Press systems’ ability to join pipe without flame was a considerable benefit, and ultimately the reason the plant opted for and installed the line using the press-to-connect joining method. To ensure optimal pressure would be available throughout the system and that it would stand up to the rigor of plant operations, a Schedule 10S system was specified.

“Schedule 5 is pretty thin; it’s almost like conduit. So if we can go with thicker piping, it’s going to increase the longevity of the system,” noted the system manager.

The plant also had a goal to prevent as much leakage as possible, and the performance of the press system surpassed expectations.

“We have absolutely no leaks,” the compressed air system manager reported. “We went through with an ultrasonic leak detector and checked the whole line, and we have no leaks at all. We’re very happy with it.”
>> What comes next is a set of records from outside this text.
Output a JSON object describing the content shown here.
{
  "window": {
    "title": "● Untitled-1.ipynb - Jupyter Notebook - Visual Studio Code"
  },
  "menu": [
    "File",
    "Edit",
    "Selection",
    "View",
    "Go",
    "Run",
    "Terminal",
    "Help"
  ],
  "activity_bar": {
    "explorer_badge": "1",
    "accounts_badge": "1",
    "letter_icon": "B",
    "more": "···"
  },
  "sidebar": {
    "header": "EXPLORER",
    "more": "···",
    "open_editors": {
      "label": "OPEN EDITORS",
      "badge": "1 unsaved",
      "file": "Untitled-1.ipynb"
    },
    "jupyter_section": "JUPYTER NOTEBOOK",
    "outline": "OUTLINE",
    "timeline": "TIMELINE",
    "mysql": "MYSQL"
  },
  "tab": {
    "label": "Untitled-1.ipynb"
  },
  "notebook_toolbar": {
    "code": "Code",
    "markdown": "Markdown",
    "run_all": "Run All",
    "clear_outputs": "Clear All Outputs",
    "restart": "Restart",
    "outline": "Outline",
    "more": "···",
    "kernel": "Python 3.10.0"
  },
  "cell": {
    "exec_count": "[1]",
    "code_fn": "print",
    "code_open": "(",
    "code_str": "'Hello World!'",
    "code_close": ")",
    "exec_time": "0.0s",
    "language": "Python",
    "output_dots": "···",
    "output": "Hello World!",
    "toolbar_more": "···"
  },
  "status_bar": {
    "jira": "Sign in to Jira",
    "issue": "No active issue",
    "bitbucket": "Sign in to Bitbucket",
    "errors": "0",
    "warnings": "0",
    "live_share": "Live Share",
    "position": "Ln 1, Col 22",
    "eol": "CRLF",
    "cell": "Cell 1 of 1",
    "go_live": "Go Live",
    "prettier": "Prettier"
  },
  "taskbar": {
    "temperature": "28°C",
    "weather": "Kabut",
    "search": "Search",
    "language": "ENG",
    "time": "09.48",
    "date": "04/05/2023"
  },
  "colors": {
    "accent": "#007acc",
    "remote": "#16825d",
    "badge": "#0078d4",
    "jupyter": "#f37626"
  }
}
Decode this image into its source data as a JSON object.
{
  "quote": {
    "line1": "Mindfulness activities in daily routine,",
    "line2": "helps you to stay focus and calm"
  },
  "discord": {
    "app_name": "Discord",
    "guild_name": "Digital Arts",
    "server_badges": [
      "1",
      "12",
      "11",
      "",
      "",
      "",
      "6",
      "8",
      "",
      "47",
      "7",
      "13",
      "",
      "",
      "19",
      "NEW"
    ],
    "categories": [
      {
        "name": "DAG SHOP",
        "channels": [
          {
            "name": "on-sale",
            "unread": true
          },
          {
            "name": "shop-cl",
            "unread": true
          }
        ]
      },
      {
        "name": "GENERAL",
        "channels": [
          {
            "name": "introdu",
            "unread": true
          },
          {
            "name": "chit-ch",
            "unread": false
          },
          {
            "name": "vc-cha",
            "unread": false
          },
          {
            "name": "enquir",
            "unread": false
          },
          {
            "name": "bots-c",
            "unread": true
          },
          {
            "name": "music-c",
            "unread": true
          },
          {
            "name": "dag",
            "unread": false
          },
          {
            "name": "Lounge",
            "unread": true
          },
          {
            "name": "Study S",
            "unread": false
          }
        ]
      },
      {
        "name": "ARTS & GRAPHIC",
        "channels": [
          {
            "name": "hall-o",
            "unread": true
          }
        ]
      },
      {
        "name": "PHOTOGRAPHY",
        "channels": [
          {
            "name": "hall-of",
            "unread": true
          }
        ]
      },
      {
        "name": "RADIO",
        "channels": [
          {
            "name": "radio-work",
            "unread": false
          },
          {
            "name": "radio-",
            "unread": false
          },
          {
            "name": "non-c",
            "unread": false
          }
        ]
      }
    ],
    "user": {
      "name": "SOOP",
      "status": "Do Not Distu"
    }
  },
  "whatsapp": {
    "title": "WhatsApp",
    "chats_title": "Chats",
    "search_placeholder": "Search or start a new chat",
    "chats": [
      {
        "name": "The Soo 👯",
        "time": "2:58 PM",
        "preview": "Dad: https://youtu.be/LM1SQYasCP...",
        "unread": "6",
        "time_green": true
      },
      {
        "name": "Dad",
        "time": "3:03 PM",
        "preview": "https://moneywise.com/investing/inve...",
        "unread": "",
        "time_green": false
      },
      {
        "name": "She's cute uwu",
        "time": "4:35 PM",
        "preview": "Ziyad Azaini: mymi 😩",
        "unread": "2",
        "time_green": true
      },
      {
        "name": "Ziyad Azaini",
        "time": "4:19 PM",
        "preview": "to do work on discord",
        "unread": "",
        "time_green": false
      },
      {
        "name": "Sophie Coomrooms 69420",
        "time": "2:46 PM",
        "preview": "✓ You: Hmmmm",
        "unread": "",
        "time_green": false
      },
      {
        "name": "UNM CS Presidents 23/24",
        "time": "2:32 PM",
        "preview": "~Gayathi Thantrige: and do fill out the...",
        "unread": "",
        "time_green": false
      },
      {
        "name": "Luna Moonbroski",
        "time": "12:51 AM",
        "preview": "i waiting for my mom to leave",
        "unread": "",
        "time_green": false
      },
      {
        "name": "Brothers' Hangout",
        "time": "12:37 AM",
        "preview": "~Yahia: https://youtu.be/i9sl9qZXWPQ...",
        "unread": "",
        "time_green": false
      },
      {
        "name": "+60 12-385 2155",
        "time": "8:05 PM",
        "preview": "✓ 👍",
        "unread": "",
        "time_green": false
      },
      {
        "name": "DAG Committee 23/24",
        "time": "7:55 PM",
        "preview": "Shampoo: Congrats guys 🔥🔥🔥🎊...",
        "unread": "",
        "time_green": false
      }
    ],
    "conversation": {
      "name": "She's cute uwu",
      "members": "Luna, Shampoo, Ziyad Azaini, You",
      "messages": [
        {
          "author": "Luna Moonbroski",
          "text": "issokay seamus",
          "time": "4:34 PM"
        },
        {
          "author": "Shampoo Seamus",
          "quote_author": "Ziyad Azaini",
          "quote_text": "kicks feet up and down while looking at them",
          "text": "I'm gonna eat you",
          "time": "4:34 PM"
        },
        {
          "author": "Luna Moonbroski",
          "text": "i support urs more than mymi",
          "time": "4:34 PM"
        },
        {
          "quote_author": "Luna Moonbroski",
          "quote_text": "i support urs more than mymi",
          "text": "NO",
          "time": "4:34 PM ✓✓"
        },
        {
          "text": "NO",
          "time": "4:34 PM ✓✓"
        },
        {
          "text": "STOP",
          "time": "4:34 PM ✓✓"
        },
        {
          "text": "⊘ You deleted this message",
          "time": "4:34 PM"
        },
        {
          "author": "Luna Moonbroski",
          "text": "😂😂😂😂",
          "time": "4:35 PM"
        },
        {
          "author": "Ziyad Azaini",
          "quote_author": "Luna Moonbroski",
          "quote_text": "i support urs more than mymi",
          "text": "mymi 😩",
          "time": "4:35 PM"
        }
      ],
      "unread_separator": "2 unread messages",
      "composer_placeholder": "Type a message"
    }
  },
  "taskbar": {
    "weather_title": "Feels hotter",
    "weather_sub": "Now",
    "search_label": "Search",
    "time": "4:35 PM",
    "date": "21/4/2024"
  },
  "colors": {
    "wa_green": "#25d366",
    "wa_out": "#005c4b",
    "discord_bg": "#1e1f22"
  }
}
Press systems offer additional benefits, including installation that is much faster than other pipe-joining methods, and simple installation that does not require highly specialized skills. In the case of the consumer-products plant, the system’s ease-of-installation meant the plant’s in-house maintenance personnel were able to install the compressed air line extension. Press systems can also reduce total installed costs in comparison to other joining methods.

When installing, expanding, or rerouting a compressed air system, one of the most important considerations should be leak prevention. While no press piping system can guarantee leak-free operation for the life of the compressed air system, such systems been shown to significantly reduce the likelihood of leaks at pipe joints in comparison to other joining methods, and as a result, should be strongly considered for joining compressed air systems.

Susan Schierwagen is director of coupling & suppression systems at Victaulic. For more information, visit